*** Study material Section Begins ***
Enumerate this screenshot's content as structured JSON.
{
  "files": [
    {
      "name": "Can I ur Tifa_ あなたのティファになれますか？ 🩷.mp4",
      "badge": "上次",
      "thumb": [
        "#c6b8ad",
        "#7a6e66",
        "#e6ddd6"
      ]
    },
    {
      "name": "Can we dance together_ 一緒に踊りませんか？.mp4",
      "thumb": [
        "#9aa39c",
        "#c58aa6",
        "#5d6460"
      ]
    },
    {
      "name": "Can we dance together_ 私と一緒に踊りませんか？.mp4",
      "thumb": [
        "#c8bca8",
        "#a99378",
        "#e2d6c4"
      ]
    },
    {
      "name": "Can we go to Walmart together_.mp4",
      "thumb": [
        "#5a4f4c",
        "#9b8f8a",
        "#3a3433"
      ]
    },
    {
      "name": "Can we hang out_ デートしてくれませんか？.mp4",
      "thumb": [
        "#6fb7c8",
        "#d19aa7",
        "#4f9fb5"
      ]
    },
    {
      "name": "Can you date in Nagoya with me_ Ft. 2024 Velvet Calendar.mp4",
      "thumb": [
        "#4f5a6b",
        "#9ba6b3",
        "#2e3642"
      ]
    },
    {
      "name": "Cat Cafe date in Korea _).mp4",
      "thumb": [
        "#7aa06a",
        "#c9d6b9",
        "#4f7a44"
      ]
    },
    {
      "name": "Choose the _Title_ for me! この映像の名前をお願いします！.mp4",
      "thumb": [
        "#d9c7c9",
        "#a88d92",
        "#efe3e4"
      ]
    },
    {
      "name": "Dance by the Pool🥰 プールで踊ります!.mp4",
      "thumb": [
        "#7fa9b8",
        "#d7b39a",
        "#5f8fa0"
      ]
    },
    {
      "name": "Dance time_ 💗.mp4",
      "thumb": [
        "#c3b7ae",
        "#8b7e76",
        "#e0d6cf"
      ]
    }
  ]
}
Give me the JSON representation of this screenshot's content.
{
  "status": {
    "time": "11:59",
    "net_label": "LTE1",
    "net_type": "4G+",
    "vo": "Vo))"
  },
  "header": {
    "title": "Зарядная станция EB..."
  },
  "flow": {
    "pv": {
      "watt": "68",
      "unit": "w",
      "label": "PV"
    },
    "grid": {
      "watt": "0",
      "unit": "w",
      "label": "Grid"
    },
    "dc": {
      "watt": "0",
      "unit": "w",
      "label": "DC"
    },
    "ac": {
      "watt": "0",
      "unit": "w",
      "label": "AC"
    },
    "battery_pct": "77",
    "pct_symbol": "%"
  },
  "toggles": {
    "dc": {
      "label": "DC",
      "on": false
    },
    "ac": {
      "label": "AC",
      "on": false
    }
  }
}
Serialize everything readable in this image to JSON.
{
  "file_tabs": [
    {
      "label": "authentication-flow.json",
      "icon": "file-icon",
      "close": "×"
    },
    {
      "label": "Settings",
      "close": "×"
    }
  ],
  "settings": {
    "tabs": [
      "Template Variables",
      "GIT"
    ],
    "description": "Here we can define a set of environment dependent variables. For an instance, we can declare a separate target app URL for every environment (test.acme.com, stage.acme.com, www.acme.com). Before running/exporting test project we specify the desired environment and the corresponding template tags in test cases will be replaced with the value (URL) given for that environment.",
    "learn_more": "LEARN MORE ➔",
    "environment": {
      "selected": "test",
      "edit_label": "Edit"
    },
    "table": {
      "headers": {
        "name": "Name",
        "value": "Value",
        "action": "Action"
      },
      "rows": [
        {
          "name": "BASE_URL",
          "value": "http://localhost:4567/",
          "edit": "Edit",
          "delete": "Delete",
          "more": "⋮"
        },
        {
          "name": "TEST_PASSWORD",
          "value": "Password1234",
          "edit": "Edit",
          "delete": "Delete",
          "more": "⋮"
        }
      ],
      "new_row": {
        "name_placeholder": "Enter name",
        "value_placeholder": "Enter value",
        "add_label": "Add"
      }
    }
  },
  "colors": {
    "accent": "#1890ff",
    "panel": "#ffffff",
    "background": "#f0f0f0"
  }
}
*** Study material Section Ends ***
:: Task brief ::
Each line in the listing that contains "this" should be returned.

:: Your response ::
Enumerate this screenshot's content as structured JSON.
Give me the JSON representation of this screenshot's content.
Serialize everything readable in this image to JSON.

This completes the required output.